NEW BOOK ON EURASIAN SECURITY:
"Limiting Institutions?: The Challenge of
Eurasian Security Governance"
Published, July 2003, Manchester University Press.
Edited by James Sperling, Sean Kay, and S. Victor Papacosma
Limiting Institutions? addresses the important and varied range of security threats to Eurasia and examines the range of responses open to European countries and to the United States. Threats such as ethnic conflict, transnational crime, and environmental and energy security issues, are explored in depth. The book also raises the important theoretical question: what role can international institutions play as arbiters of conflict and facilitators of cooperation in a region abutting the European political space? The current and prospective roles of the OSCE, NATO, the European Union, the Commonwealth of Independent States, Black Sea Economic Cooperation, and Shanghai Cooperation Organization are assessed as is the prospect of a new great power concert.
All original contributions include:
1. James Sperling, "Eurasian Security Governance: New Threats, Institutional Adaptations"
II. Security Threats
2. Douglas Blum, "Contested National Identities and Weak State
Structures in Eurasia"
3. Stuart Kaufman, "Ethnic Conflict and Eurasian Security"
4. Phil Williams, "Eurasia and the Transnational Terrorist Threats to Atlantic Security
5. Stuart Horsman, "Transboundary Water Management and Security in Central Asia"
6. Jaewoo Choo, "The Geopolitics of Central Asian Energy"
III. Institutions of Security Governance
7. Sean Kay, "Geopolitical Constraints and Institutional Innovation: The
Dynamics of Multilateralism in Eurasia"
8. P. Terrence Hopmann, "The OSCE Role in Eurasian Security"
9. Joshua B. Spero, "Paths to Peace for NATO's Partnerships in Eurasia"
10. John P. Willerton and Geoffrey Cockerham, "Russia, the CIS and Eurasian Interconnections"
11. Panagiota Manoli, "The Black Sea Economic Cooperation: What Contribution to Regional Security?"
12. Simon Serfaty, "The EU and Eurasia: A Bounded Security Role in a Greater Europe"
13. David P. Calleo, "Reflections on Eurasian Security"
Back cover praise for the book:
The publication of this excellent volume could not take place at a more appropriate time.
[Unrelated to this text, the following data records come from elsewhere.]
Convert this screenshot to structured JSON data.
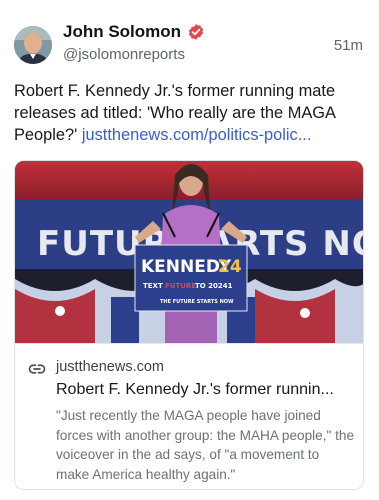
{
  "author": {
    "name": "John Solomon",
    "handle": "@jsolomonreports",
    "verified_color": "#e5484d"
  },
  "post": {
    "time": "51m",
    "text": "Robert F. Kennedy Jr.'s former running mate releases ad titled: 'Who really are the MAGA People?' ",
    "link_text": "justthenews.com/politics-polic...",
    "link_color": "#3b5bd9"
  },
  "card": {
    "image_banner_text": "FUTURE  ARTS NO",
    "podium_main": "KENNEDY",
    "podium_number": "24",
    "podium_line2_a": "TEXT",
    "podium_line2_b": "FUTURE",
    "podium_line2_c": "TO 20241",
    "podium_line3": "THE FUTURE STARTS NOW",
    "domain": "justthenews.com",
    "title": "Robert F. Kennedy Jr.'s former runnin...",
    "description": "\"Just recently the MAGA people have joined forces with another group: the MAHA people,\" the voiceover in the ad says, of \"a movement to make America healthy again.\""
  },
  "icons": {
    "verified": "verified-badge-icon",
    "link": "link-icon"
  }
}
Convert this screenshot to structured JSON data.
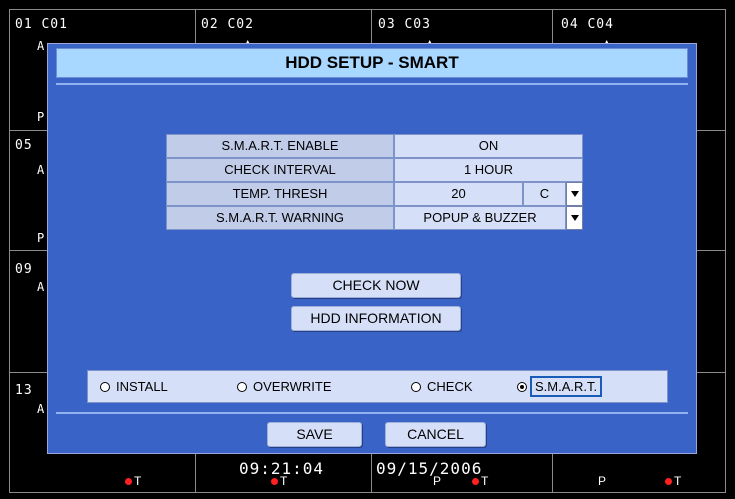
{
  "grid": {
    "cameras": [
      "01 C01",
      "02 C02",
      "03 C03",
      "04 C04"
    ],
    "side_labels": [
      "05",
      "09",
      "13"
    ],
    "left_letters": [
      "A",
      "P",
      "A",
      "P",
      "A",
      "A"
    ],
    "bottom_marks": [
      "T",
      "T",
      "P",
      "T",
      "P",
      "T"
    ],
    "time": "09:21:04",
    "date": "09/15/2006"
  },
  "dialog": {
    "title": "HDD SETUP - SMART",
    "rows": [
      {
        "label": "S.M.A.R.T. ENABLE",
        "value": "ON"
      },
      {
        "label": "CHECK INTERVAL",
        "value": "1 HOUR"
      },
      {
        "label": "TEMP. THRESH",
        "value": "20",
        "unit": "C"
      },
      {
        "label": "S.M.A.R.T. WARNING",
        "value": "POPUP & BUZZER"
      }
    ],
    "buttons": {
      "check_now": "CHECK NOW",
      "hdd_info": "HDD INFORMATION"
    },
    "modes": [
      {
        "label": "INSTALL",
        "selected": false
      },
      {
        "label": "OVERWRITE",
        "selected": false
      },
      {
        "label": "CHECK",
        "selected": false
      },
      {
        "label": "S.M.A.R.T.",
        "selected": true
      }
    ],
    "save": "SAVE",
    "cancel": "CANCEL"
  }
}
The central question addressed is whether or not Western values and institutional forms are appropriate for an international system including Central and East Asian states with political and diplomatic traditions differing from the post-Westphalian European order. No question is more central to international peace and global security in the twenty-first century.
Robert Gilpin, Eisenhower Professor Emeritus, Princeton University
This timely and laudable collection by a distinguished group of authors is one of the very few serious attempts to come to grips with the dilemmas of security governance in the Eurasian region. This book is essential reading, not only for students of the region, but also for academics and practitioners with wider interests in regionalism and regional security and institutional responses to contemporary security problems. S. Neil MacFarlane, Lester B. Pearson Professor of International Relations, Oxford University